With General Claude Henri Vaubois, Bosredon de Ransijat sent missions to gather the valuables, silver, and gold from the monasteries and churches closed by the government in the first days of the French occupation (see NAXR 00238). Such actions violated the terms of surrender when extended to local parish churches, betraying the promise of the new government. This forced-sale of parish and diocesan property excited the Maltese to rebellion on September 2, 1798. On September 3, the Maltese stormed the gates of Mdina and secured the city from the French garrison, taking down the French tricolor and hosting the red and white Maltese flag over the bastions of Mdina.
Mdina’s rebellion encouraged disgruntled Maltese to form ad hoc companies in the countryside looking to punish French collaborators. Several Maltese identified Fra Sylvain as a traitor and collaborator with the new French government. He was a known friend of Fra Déodat Gratet de Dolomieu, who had abandoned the Order during the French Revolution and later accompanied Napoleon on his invasion of Malta as the chief scientist and geographer during the Egyptian campaign. While in Malta, Dolomeiu tried to convince his friend Fra Sylvain to join him in Egypt and serve as an artist depicting Egyptian monuments, just as the two had done in Italy a decade earlier. Fra Sylvain initially accepted, but in the end refused to go due to health issues. He remained in Malta under the new French Republican government administered by his uncle, President Jean de Bosredon de Ransijat.
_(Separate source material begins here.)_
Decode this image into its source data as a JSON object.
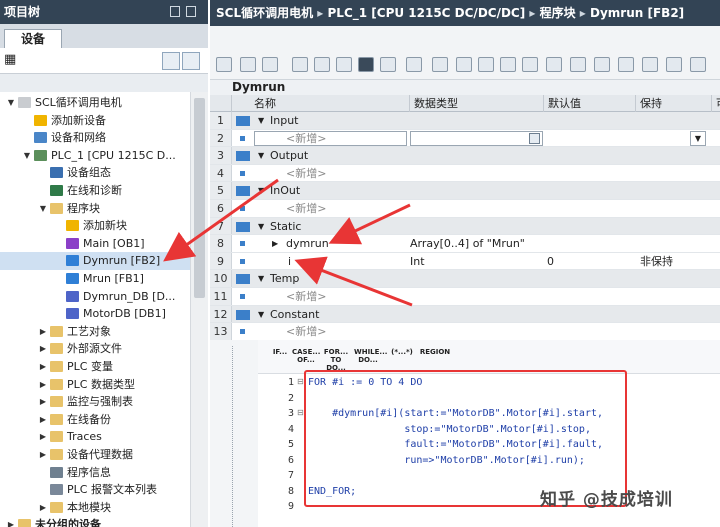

On the morning of September 4, one day after the liberation of Mdina, the Maltese insurrectionists encountered Fra Sylvain at the villa of Casa Blaca. They accused Fra Sylvain of sending information to his uncle about the movements of the Maltese and their activities against the French. Under the punishing morning Mediterranean sun, the revolutionaries executed the knight and buried him under a tree in the villa’s courtyard. The act was ignominious and violent, typical of the extrajudicial justice that can accompany a rebellion. Its tragedy was recorded by Count Saverio Marchese some years later on the verso side of the idyllic landscape drawing completed by Fra Sylvain in Malta eight years before his death (CMUS 00241). With both realism and imagination, Count Marchese recorded the details of Fra Sylvain’s life and execution, foretold in the musket shots from the bastions of Mdina days before his death:
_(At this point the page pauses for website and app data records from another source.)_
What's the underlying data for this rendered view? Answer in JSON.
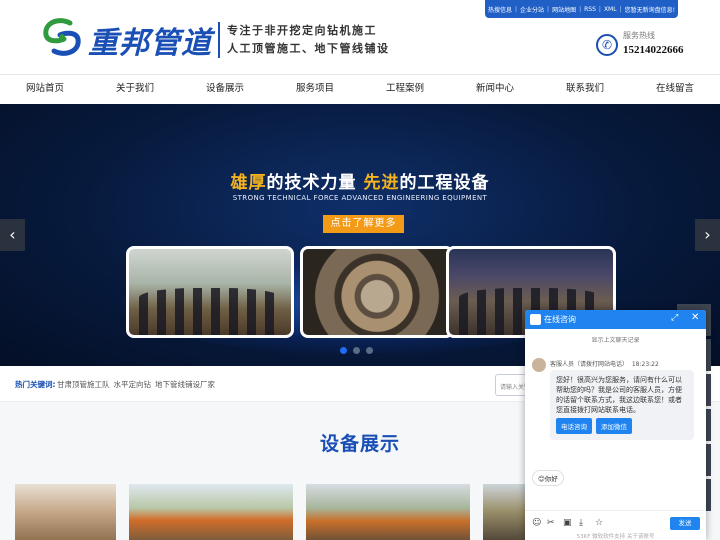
{
  "top_links": [
    "热搜信息",
    "企业分站",
    "网站地图",
    "RSS",
    "XML",
    "您暂无新询盘信息!"
  ],
  "header": {
    "logo_text": "重邦管道",
    "slogan_line1": "专注于非开挖定向钻机施工",
    "slogan_line2": "人工顶管施工、地下管线铺设",
    "hotline_label": "服务热线",
    "hotline_number": "15214022666"
  },
  "nav": {
    "items": [
      "网站首页",
      "关于我们",
      "设备展示",
      "服务项目",
      "工程案例",
      "新闻中心",
      "联系我们",
      "在线留言"
    ]
  },
  "banner": {
    "title_part1": "雄厚",
    "title_part2": "的技术力量 ",
    "title_part3": "先进",
    "title_part4": "的工程设备",
    "subtitle": "STRONG TECHNICAL FORCE ADVANCED ENGINEERING EQUIPMENT",
    "cta_label": "点击了解更多",
    "prev_label": "‹",
    "next_label": "›",
    "active_slide": 1,
    "slide_count": 3
  },
  "hot_keywords": {
    "label": "热门关键词:",
    "items": [
      "甘肃顶管施工队",
      "水平定向钻",
      "地下管线铺设厂家"
    ],
    "search_placeholder": "请输入关键词"
  },
  "equipment": {
    "title": "设备展示"
  },
  "chat": {
    "title": "在线咨询",
    "history_link": "显示上文聊天记录",
    "agent_name": "客服人员（请拨打网站电话）",
    "time": "18:23:22",
    "message": "您好！很高兴为您服务，请问有什么可以帮助您的吗？我是公司的客服人员，方便的话留个联系方式，我这边联系您！或者您直接拨打网站联系电话。",
    "btn_phone": "电话咨询",
    "btn_wechat": "添加微信",
    "quick_reply": "😊你好",
    "send_label": "发送",
    "footer": "53KF 微软软件支持  关于该账号"
  },
  "colors": {
    "brand_blue": "#1a4fb5",
    "accent_orange": "#f39a16",
    "chat_blue": "#1f84ef"
  }
}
“The said knight Bourdon [Bosredon] lived a long time in the garden of Balí Blacas situated at the foot of the hill of the church of Atocia and opening on the Saint Joseph Road, where he passed his time drawing lovely and beautifully colored landscapes of all sizes like this one. In the first days of of the Maltese insurrection against the French tyranny, on 4 September 1798, while in that area all measures were being taken to blockade the city [Valletta], he was discovered to be in secret contact with his uncle, who was in the city, feeding him information on all the activities of the insurgents, who were desperately fighting for God and country. Taken thus in the act, his skull was cleft in two with a mattock like a melon without any ceremony and more according to the usage of war, and was immediately buried in the clothes he was wearing in a shallow grave at the main door of the villa of the garden near the two columns. A very sad but inevitable occurrence during the furor of the insurrection against the conspirator.”
—Count Saverio Marchese. From Carmel Testa’s The French in Malta, 1798–1800 (Malta: Midsea Books Limited, 1997), pages 271, 278.